Saved entries
::::::

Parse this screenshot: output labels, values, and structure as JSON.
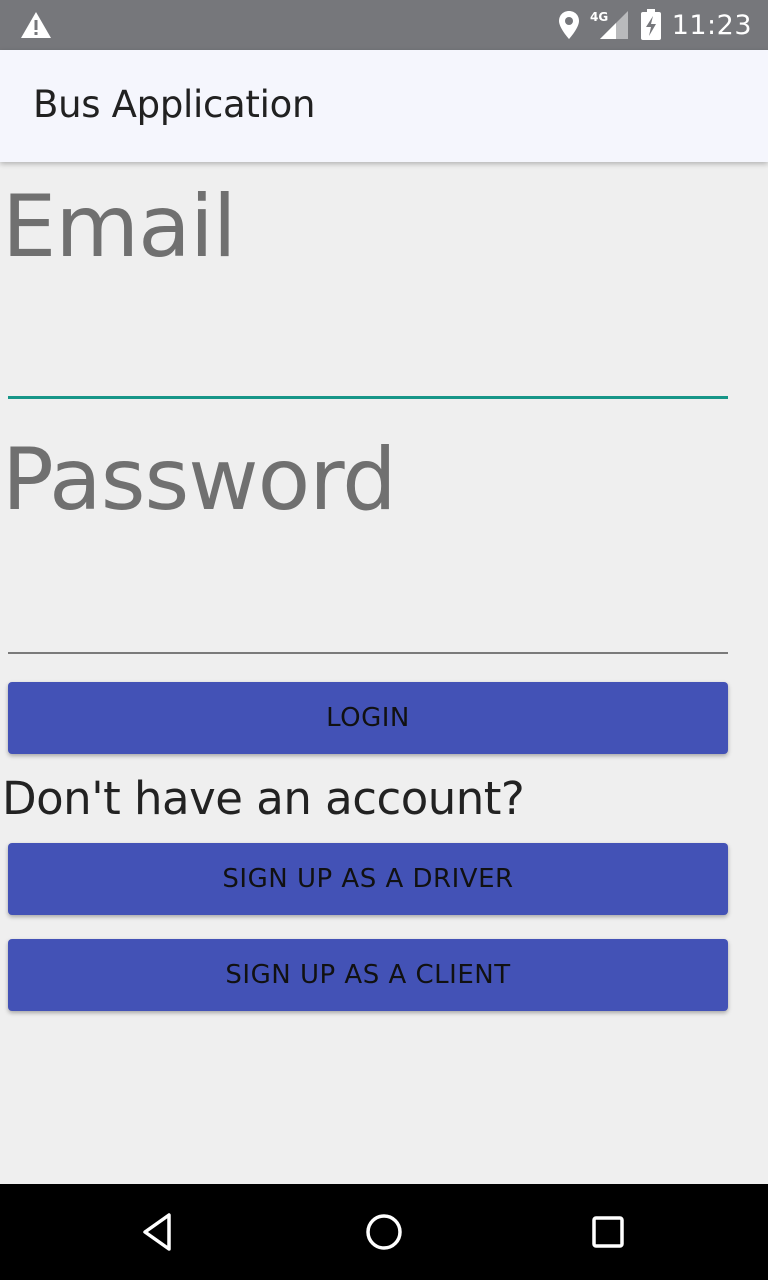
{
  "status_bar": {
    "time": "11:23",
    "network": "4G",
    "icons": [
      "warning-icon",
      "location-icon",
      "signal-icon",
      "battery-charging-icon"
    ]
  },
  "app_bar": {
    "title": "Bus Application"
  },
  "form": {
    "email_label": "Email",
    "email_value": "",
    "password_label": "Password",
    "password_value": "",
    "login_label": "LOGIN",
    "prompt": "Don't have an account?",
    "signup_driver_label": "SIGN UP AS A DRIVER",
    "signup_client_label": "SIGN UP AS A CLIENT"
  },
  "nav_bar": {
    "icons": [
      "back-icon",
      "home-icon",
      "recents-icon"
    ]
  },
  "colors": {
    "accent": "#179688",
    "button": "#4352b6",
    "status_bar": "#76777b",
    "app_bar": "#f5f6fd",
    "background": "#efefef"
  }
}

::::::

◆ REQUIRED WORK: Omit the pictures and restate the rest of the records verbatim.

◆ ANSWER BOX:
Parse this screenshot: output labels, values, and structure as JSON.
{
  "status_bar": {
    "time": "11:23",
    "network": "4G",
    "icons": [
      "warning-icon",
      "location-icon",
      "signal-icon",
      "battery-charging-icon"
    ]
  },
  "app_bar": {
    "title": "Bus Application"
  },
  "form": {
    "email_label": "Email",
    "email_value": "",
    "password_label": "Password",
    "password_value": "",
    "login_label": "LOGIN",
    "prompt": "Don't have an account?",
    "signup_driver_label": "SIGN UP AS A DRIVER",
    "signup_client_label": "SIGN UP AS A CLIENT"
  },
  "nav_bar": {
    "icons": [
      "back-icon",
      "home-icon",
      "recents-icon"
    ]
  },
  "colors": {
    "accent": "#179688",
    "button": "#4352b6",
    "status_bar": "#76777b",
    "app_bar": "#f5f6fd",
    "background": "#efefef"
  }
}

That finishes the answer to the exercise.